Desktop Basics
Time 60 mins

Difficulty Beginner
Prerequisites Free Learning For Students
Departments Human Technologies
Authors Ross Parker
Groupings Individual
Minimum Year Group None


Computers are extremely powerful long as you know how to use them. This unit introduces some of the basics of using a computer


This work is shared under the following license: Creative Commons BY-SA-NC


Any CC attribution, thanks, credit, etc.
  • Finder icon copyright Apple, used under fair use.
  • Original Mac image by Grm wnr on Wikimedia Commons, shared under CC BY-SA
  • iMac image by DanielLednev on Wikimedia Commons, shared under CC BY-SA
  • Retro computer thumbnail by macrovector on freepik under Freepik License.

This page requires you to be logged in to access it. Please login and try again.
10 mins
Getting Started
  • Digital computers were invented in the 1940s, but for a long time, computers were massive, and very expensive.
  • It was not until the late 1970s, that computers became small and cheap enough to use at home.
    • These computers are called "desktop computers", a group that includes the laptop you are using today.
  • This IBM PC, one of the first desktop computers, was invented in 1981

  • Computers have come a long way since then, and we now have very portable machines with thousands of times as much power for a fraction of the cost:

  • Despite the differences, we call all of these computers "desktops" because they replaced many of the things that used to sit on people's desks, which have now been turned into apps:

10 mins
Operating Systems
Why a desktop?
  • An operating system, or OS, is the software that lets you install and run apps on a computer.
    • If you have a Mac, it will run an operating system called macOS, which is updated every year
    • If you have a Chromebook, it will run Chrome OS, which is an operating system with a few differences
    • Other operating systems used on other computers include Linux, Windows, Android, iOS.
  • macOS and Chrome OS are both a desktop OS, meaning they are used on desktops and laptops, not mobile devices not such as phones and tablets.
  • Desktop operating systems generally have what we call WIMP
    • Windows - boxes on the screen in which things appear.
    • Icons - images, which we can double click to open, which represent files and apps
    • Menus - lists of actions we can perform
    • Pointers - a virtual hand on screen, which we can use to manipulate windows, icons and menus.
  • Spend a couple of minutes reading the Wikipedia article on macOS or Chrome OS to see what you can learn.
30 mins
OS Basics
Digging In
  • Let's look at some of the basic things we can do with our Mac.
  • Take some time to watch the video below. Stop it as often as you need in order to understand, learn and practice the skills and ideas shown:

  • If you have a Chromebook, this video will explain some of the basics of your machine
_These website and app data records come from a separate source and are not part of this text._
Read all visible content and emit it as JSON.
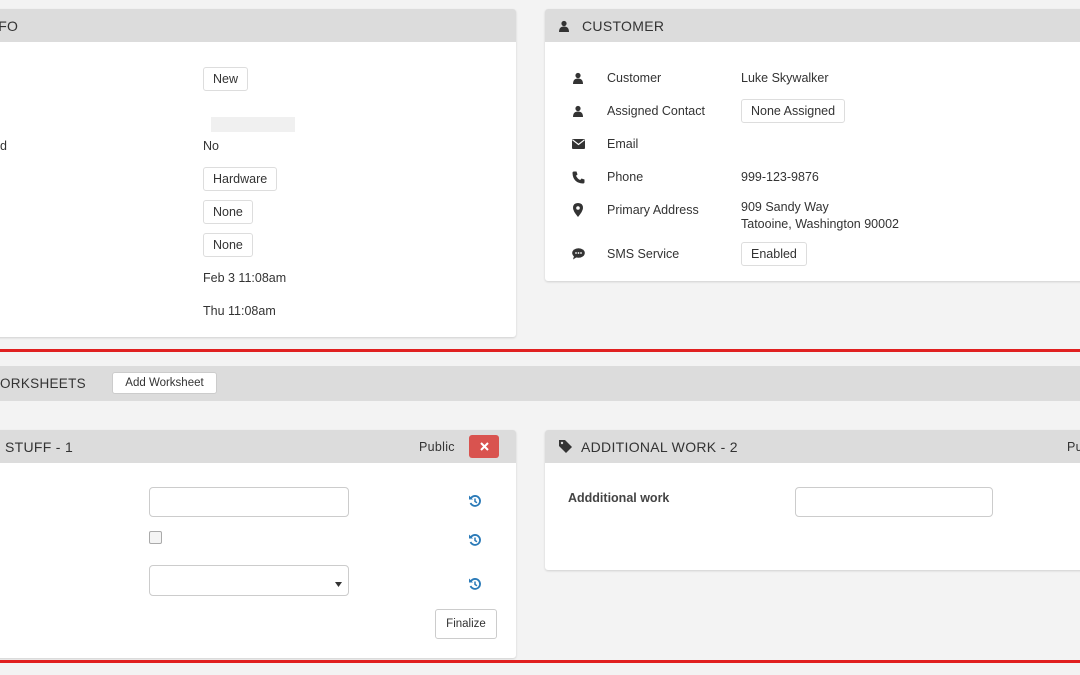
{
  "info_panel": {
    "title": "IFO",
    "status": "New",
    "row3_label": "d",
    "row3_value": "No",
    "type": "Hardware",
    "value_none_1": "None",
    "value_none_2": "None",
    "date_1": "Feb 3 11:08am",
    "date_2": "Thu 11:08am"
  },
  "customer_panel": {
    "title": "CUSTOMER",
    "rows": [
      {
        "icon": "user-icon",
        "label": "Customer",
        "value": "Luke Skywalker"
      },
      {
        "icon": "user-icon",
        "label": "Assigned Contact",
        "value": "None Assigned"
      },
      {
        "icon": "envelope-icon",
        "label": "Email",
        "value": ""
      },
      {
        "icon": "phone-icon",
        "label": "Phone",
        "value": "999-123-9876"
      },
      {
        "icon": "map-marker-icon",
        "label": "Primary Address",
        "value": "909 Sandy Way",
        "value2": "Tatooine, Washington 90002"
      },
      {
        "icon": "chat-icon",
        "label": "SMS Service",
        "value": "Enabled"
      }
    ]
  },
  "worksheets_bar": {
    "title": "ORKSHEETS",
    "add_button": "Add Worksheet"
  },
  "worksheet_1": {
    "title": "STUFF - 1",
    "visibility": "Public",
    "delete_icon": "times-icon",
    "finalize_button": "Finalize",
    "reset_icon": "history-icon"
  },
  "worksheet_2": {
    "title": "ADDITIONAL WORK - 2",
    "visibility": "Pu",
    "field_label": "Addditional work",
    "icon": "tag-icon"
  },
  "colors": {
    "accent_link": "#2a7ab8",
    "header_bg": "#dcdcdc",
    "danger": "#d9534f",
    "highlight_line": "#e02020"
  }
}
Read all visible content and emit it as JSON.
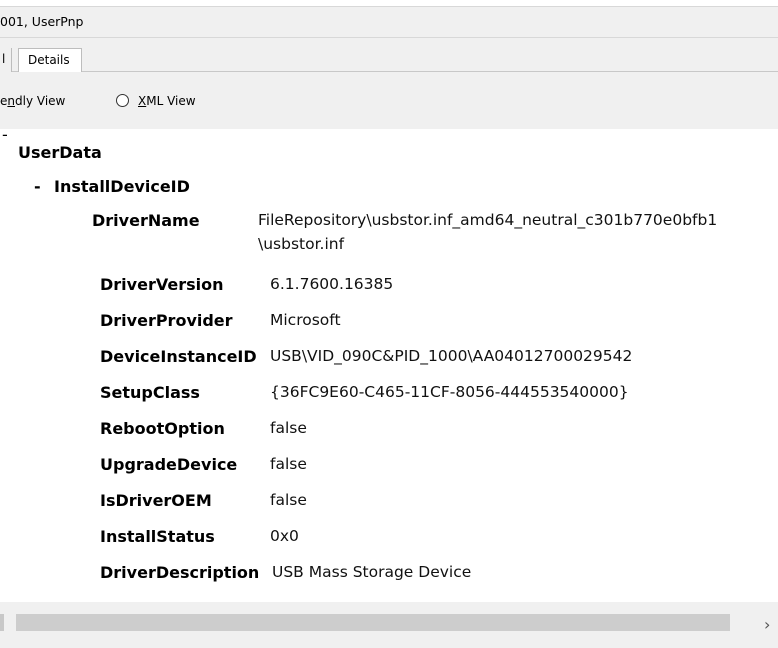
{
  "title": "001, UserPnp",
  "tabs": [
    {
      "label": "l"
    },
    {
      "label": "Details"
    }
  ],
  "view_options": {
    "friendly_prefix": "e",
    "friendly_underlined": "n",
    "friendly_rest": "dly View",
    "xml_underlined": "X",
    "xml_rest": "ML View"
  },
  "tree": {
    "collapse_marker": "-",
    "root": "UserData",
    "node_marker": "-",
    "node": "InstallDeviceID",
    "properties": [
      {
        "key": "DriverName",
        "value": "FileRepository\\usbstor.inf_amd64_neutral_c301b770e0bfb1",
        "value_cont": "\\usbstor.inf"
      },
      {
        "key": "DriverVersion",
        "value": "6.1.7600.16385"
      },
      {
        "key": "DriverProvider",
        "value": "Microsoft"
      },
      {
        "key": "DeviceInstanceID",
        "value": "USB\\VID_090C&PID_1000\\AA04012700029542"
      },
      {
        "key": "SetupClass",
        "value": "{36FC9E60-C465-11CF-8056-444553540000}"
      },
      {
        "key": "RebootOption",
        "value": "false"
      },
      {
        "key": "UpgradeDevice",
        "value": "false"
      },
      {
        "key": "IsDriverOEM",
        "value": "false"
      },
      {
        "key": "InstallStatus",
        "value": "0x0"
      },
      {
        "key": "DriverDescription",
        "value": "USB Mass Storage Device"
      }
    ]
  },
  "scrollbar": {
    "right_arrow": "›"
  }
}
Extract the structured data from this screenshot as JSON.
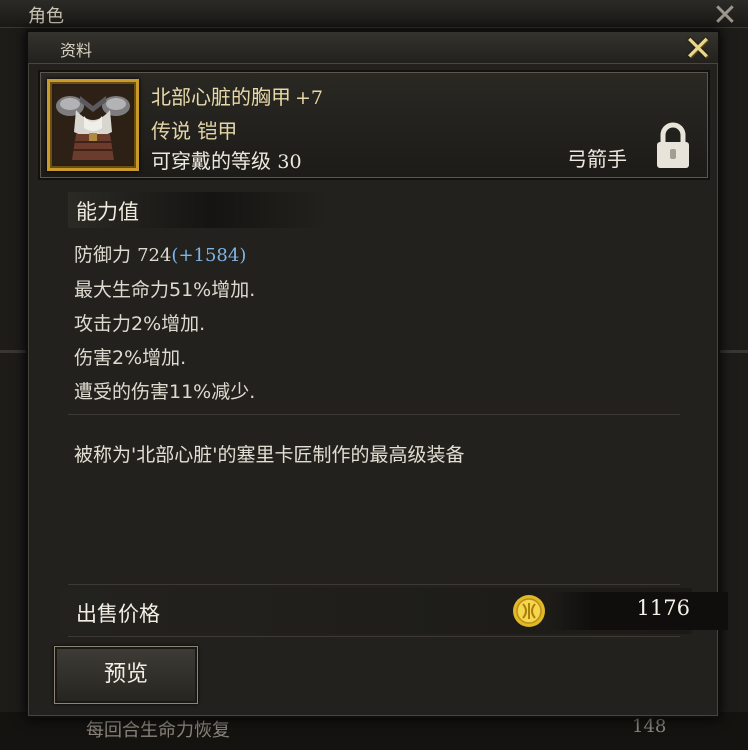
{
  "background_window": {
    "title": "角色",
    "close_glyph": "✕",
    "footer": {
      "label": "每回合生命力恢复",
      "value": "148"
    }
  },
  "panel": {
    "title": "资料",
    "close_glyph": "✕"
  },
  "item": {
    "name": "北部心脏的胸甲",
    "enhance": "+7",
    "grade": "传说 铠甲",
    "level_label": "可穿戴的等级",
    "level_value": "30",
    "class": "弓箭手",
    "icon": "chest-armor-icon",
    "lock_icon": "lock-icon"
  },
  "stats": {
    "heading": "能力值",
    "defense_label": "防御力",
    "defense_value": "724",
    "defense_bonus": "(+1584)",
    "lines": [
      "最大生命力51%增加.",
      "攻击力2%增加.",
      "伤害2%增加.",
      "遭受的伤害11%减少."
    ]
  },
  "description": "被称为'北部心脏'的塞里卡匠制作的最高级装备",
  "sell": {
    "label": "出售价格",
    "value": "1176",
    "icon": "gold-coin-icon"
  },
  "preview_button": {
    "label": "预览"
  },
  "colors": {
    "accent_gold": "#c99a2c",
    "bonus_blue": "#7fb4e4",
    "close_gold": "#e9d58a"
  }
}
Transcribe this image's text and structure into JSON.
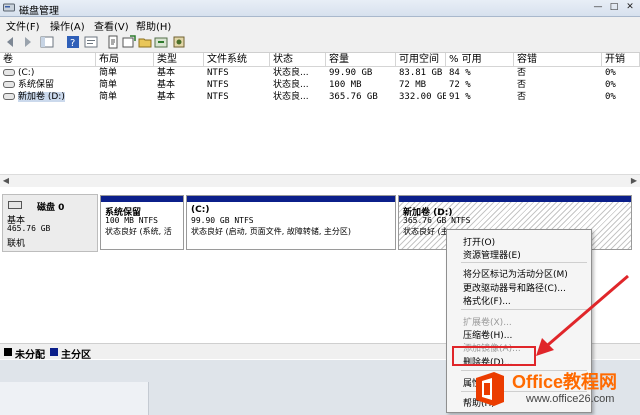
{
  "window": {
    "title": "磁盘管理",
    "min": "—",
    "max": "□",
    "close": "✕"
  },
  "menu": [
    "文件(F)",
    "操作(A)",
    "查看(V)",
    "帮助(H)"
  ],
  "toolbar_icons": [
    "back-icon",
    "forward-icon",
    "console-tree-icon",
    "help-icon",
    "properties-icon",
    "refresh-icon",
    "new-volume-icon",
    "folder-icon",
    "rescan-icon",
    "settings-icon"
  ],
  "columns": [
    "卷",
    "布局",
    "类型",
    "文件系统",
    "状态",
    "容量",
    "可用空间",
    "% 可用",
    "容错",
    "开销"
  ],
  "volumes": [
    {
      "name": "(C:)",
      "layout": "简单",
      "type": "基本",
      "fs": "NTFS",
      "status": "状态良...",
      "capacity": "99.90 GB",
      "free": "83.81 GB",
      "pct": "84 %",
      "fault": "否",
      "overhead": "0%"
    },
    {
      "name": "系统保留",
      "layout": "简单",
      "type": "基本",
      "fs": "NTFS",
      "status": "状态良...",
      "capacity": "100 MB",
      "free": "72 MB",
      "pct": "72 %",
      "fault": "否",
      "overhead": "0%"
    },
    {
      "name": "新加卷 (D:)",
      "layout": "简单",
      "type": "基本",
      "fs": "NTFS",
      "status": "状态良...",
      "capacity": "365.76 GB",
      "free": "332.00 GB",
      "pct": "91 %",
      "fault": "否",
      "overhead": "0%"
    }
  ],
  "disk": {
    "label": "磁盘 0",
    "type": "基本",
    "size": "465.76 GB",
    "state": "联机"
  },
  "partitions": [
    {
      "name": "系统保留",
      "size": "100 MB NTFS",
      "status": "状态良好 (系统, 活"
    },
    {
      "name": "(C:)",
      "size": "99.90 GB NTFS",
      "status": "状态良好 (启动, 页面文件, 故障转储, 主分区)"
    },
    {
      "name": "新加卷 (D:)",
      "size": "365.76 GB NTFS",
      "status": "状态良好 (主"
    }
  ],
  "legend": [
    "未分配",
    "主分区"
  ],
  "legend_colors": {
    "unallocated": "#000000",
    "primary": "#0b1f8a"
  },
  "context_menu": [
    {
      "label": "打开(O)",
      "enabled": true
    },
    {
      "label": "资源管理器(E)",
      "enabled": true
    },
    {
      "label": "将分区标记为活动分区(M)",
      "enabled": true
    },
    {
      "label": "更改驱动器号和路径(C)...",
      "enabled": true
    },
    {
      "label": "格式化(F)...",
      "enabled": true
    },
    {
      "label": "扩展卷(X)...",
      "enabled": false
    },
    {
      "label": "压缩卷(H)...",
      "enabled": true
    },
    {
      "label": "添加镜像(A)...",
      "enabled": false
    },
    {
      "label": "删除卷(D)...",
      "enabled": true
    },
    {
      "label": "属性(P)",
      "enabled": true
    },
    {
      "label": "帮助(H)",
      "enabled": true
    }
  ],
  "watermark": {
    "title": "Office教程网",
    "url": "www.office26.com"
  },
  "colors": {
    "highlight": "#e0262a",
    "selection": "#cbd9ec"
  }
}
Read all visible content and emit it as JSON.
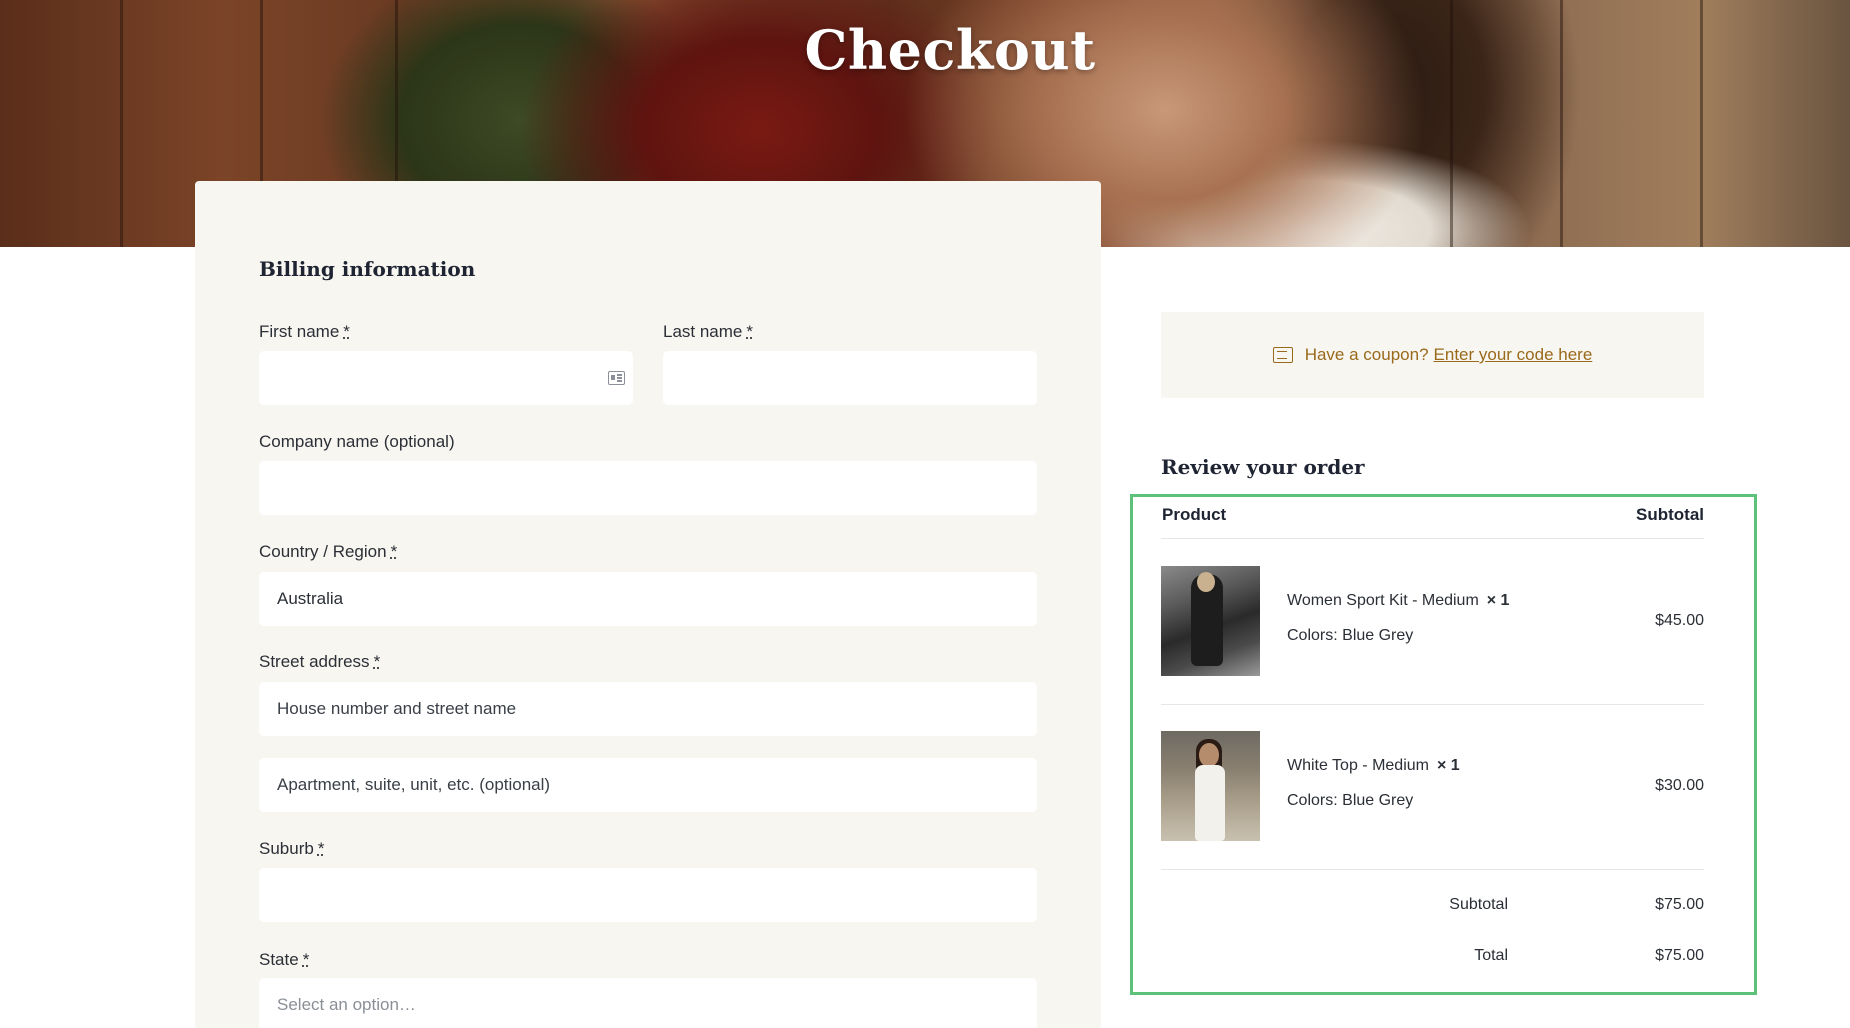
{
  "page": {
    "title": "Checkout"
  },
  "billing": {
    "title": "Billing information",
    "required_mark": "*",
    "first_name": {
      "label": "First name",
      "value": ""
    },
    "last_name": {
      "label": "Last name",
      "value": ""
    },
    "company": {
      "label": "Company name (optional)",
      "value": ""
    },
    "country": {
      "label": "Country / Region",
      "value": "Australia"
    },
    "street": {
      "label": "Street address",
      "placeholder_1": "House number and street name",
      "placeholder_2": "Apartment, suite, unit, etc. (optional)"
    },
    "suburb": {
      "label": "Suburb",
      "value": ""
    },
    "state": {
      "label": "State",
      "placeholder": "Select an option…"
    }
  },
  "coupon": {
    "text": "Have a coupon?",
    "link": "Enter your code here",
    "icon": "ticket-icon"
  },
  "review": {
    "title": "Review your order",
    "columns": {
      "product": "Product",
      "subtotal": "Subtotal"
    },
    "items": [
      {
        "name": "Women Sport Kit - Medium",
        "qty": "× 1",
        "meta_label": "Colors:",
        "meta_value": "Blue Grey",
        "price": "$45.00"
      },
      {
        "name": "White Top - Medium",
        "qty": "× 1",
        "meta_label": "Colors:",
        "meta_value": "Blue Grey",
        "price": "$30.00"
      }
    ],
    "subtotal_label": "Subtotal",
    "subtotal_value": "$75.00",
    "total_label": "Total",
    "total_value": "$75.00"
  },
  "colors": {
    "accent": "#9a6a1c",
    "highlight": "#5cc27a",
    "card_bg": "#f8f6f1"
  }
}
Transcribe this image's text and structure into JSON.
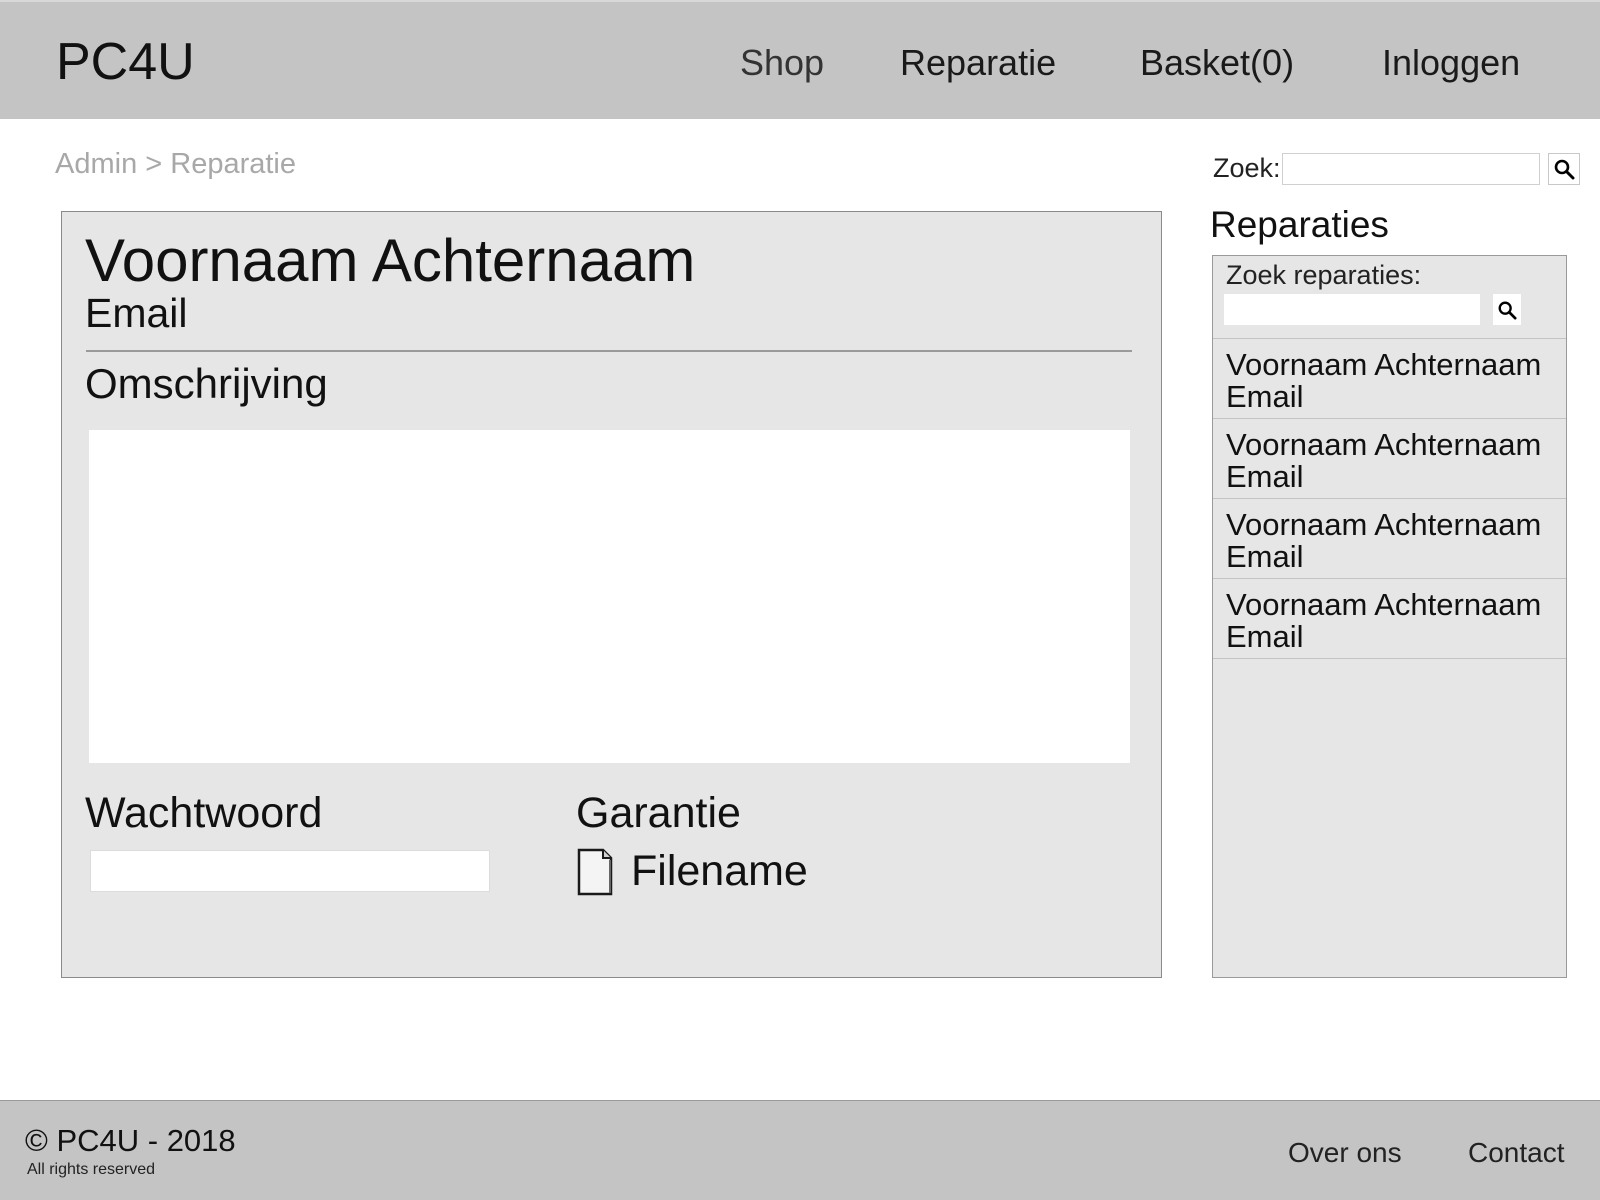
{
  "header": {
    "logo": "PC4U",
    "nav": {
      "shop": "Shop",
      "reparatie": "Reparatie",
      "basket": "Basket(0)",
      "login": "Inloggen"
    }
  },
  "breadcrumb": {
    "admin": "Admin",
    "separator": " > ",
    "current": "Reparatie"
  },
  "search": {
    "label": "Zoek:",
    "value": "",
    "icon": "search-icon"
  },
  "detail": {
    "name": "Voornaam Achternaam",
    "email": "Email",
    "description_label": "Omschrijving",
    "description_value": "",
    "password_label": "Wachtwoord",
    "password_value": "",
    "warranty_label": "Garantie",
    "file_icon": "file-icon",
    "file_name": "Filename"
  },
  "sidebar": {
    "title": "Reparaties",
    "search_label": "Zoek reparaties:",
    "search_value": "",
    "items": [
      {
        "name": "Voornaam Achternaam",
        "email": "Email"
      },
      {
        "name": "Voornaam Achternaam",
        "email": "Email"
      },
      {
        "name": "Voornaam Achternaam",
        "email": "Email"
      },
      {
        "name": "Voornaam Achternaam",
        "email": "Email"
      }
    ]
  },
  "footer": {
    "copyright": "© PC4U - 2018",
    "rights": "All rights reserved",
    "about": "Over ons",
    "contact": "Contact"
  },
  "colors": {
    "header_bg": "#c4c4c4",
    "panel_bg": "#e6e6e6",
    "breadcrumb": "#a8a8a8"
  }
}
10 mins
Finishing Up
  • Using your new found skills:
    • Record a one-minute video where you appear on camera.
      • On Mac, use Spotlight to launch an app called Photo Booth.
      • On Chromebook, use the Launcher in the bottom corner of the screen to open the Camera
    • In your video talk about:
      • What a desktop computer is.
      • Ways that you have learned to use your own desktop computer (e.g. Chromebook or Mac)
    • Don't script your response, just try and speak as if you were talking to a friend.
    • Try not to record your video lots of times: do it once or twice only: it does not need to be perfect.
  • Once you have completed your video, upload the video file to this unit as evidence of your learning.
There are no records to display.
Powered by Gibbon v27.0.00dev

Founded by Ross Parker at ICHK Secondary | Built by Ross Parker, Sandra Kuipers and the Gibbon community
Copyright © Gibbon Foundation 2010-2024 | Gibbon™ of Gibbon Education Ltd. (Hong Kong)
Created under the GNU GPL | Credits | Translators | Support